[[ Entries supplied open ]]
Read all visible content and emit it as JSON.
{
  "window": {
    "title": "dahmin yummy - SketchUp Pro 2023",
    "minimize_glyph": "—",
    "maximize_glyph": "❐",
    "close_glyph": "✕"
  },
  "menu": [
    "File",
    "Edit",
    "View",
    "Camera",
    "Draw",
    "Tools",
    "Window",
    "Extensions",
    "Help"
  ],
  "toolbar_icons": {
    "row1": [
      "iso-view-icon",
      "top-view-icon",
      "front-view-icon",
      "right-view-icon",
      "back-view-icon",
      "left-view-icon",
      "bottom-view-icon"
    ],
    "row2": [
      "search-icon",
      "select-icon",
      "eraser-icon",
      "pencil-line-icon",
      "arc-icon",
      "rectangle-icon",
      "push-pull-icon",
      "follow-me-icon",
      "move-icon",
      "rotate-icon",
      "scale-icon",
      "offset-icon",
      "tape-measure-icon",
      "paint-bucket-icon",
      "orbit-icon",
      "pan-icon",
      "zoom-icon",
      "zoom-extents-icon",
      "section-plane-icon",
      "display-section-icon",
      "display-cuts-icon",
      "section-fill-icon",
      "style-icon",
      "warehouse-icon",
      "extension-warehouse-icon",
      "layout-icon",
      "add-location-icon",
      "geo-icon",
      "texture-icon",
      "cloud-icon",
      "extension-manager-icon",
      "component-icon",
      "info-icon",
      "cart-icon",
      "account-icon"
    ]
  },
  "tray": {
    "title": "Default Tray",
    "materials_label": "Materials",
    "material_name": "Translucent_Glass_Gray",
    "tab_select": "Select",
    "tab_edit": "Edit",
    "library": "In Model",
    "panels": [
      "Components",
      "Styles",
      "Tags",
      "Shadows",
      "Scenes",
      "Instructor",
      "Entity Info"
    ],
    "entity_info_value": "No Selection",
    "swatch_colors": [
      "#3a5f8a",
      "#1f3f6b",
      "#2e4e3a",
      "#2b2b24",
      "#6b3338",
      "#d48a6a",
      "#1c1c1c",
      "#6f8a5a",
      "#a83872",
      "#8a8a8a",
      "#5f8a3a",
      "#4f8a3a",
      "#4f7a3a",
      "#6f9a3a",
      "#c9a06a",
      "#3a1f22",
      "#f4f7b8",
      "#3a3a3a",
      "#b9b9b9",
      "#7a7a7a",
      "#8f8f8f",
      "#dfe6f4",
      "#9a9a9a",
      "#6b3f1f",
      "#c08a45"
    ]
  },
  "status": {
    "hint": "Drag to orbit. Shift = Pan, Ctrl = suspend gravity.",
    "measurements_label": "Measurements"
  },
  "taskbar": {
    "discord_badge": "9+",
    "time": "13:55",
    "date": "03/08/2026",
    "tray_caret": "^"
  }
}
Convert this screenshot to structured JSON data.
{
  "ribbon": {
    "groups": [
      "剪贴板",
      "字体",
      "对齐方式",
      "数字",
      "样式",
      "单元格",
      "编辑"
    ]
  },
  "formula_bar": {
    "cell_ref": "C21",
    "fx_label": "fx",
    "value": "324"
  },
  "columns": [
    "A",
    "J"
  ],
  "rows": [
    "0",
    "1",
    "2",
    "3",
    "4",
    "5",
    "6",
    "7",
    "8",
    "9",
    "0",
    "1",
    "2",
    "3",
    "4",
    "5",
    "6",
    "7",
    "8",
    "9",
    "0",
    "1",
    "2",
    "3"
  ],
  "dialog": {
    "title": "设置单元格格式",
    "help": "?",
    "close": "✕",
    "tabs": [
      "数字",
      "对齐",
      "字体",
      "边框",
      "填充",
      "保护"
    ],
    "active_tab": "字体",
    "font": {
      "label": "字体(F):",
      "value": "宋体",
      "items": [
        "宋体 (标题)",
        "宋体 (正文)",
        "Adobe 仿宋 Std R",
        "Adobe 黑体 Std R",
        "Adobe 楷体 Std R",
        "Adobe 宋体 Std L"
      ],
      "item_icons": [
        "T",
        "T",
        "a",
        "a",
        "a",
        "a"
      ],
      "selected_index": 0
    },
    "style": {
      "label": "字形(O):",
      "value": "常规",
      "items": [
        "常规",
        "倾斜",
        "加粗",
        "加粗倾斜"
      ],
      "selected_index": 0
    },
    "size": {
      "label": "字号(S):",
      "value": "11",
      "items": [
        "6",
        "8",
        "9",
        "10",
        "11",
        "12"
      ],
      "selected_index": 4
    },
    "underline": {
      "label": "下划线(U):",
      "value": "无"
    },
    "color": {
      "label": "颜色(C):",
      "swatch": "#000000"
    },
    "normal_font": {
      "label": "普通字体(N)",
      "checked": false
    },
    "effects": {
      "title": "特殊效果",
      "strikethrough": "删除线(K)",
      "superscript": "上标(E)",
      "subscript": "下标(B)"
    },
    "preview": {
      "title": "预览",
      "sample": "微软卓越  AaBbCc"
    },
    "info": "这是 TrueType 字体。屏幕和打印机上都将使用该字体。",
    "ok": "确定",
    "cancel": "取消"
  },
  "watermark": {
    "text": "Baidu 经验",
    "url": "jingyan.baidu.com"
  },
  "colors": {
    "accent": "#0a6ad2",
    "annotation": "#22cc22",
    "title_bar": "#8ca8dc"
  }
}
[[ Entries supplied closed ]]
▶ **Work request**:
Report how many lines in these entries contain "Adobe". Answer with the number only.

▶ **Response for this exercise**:
4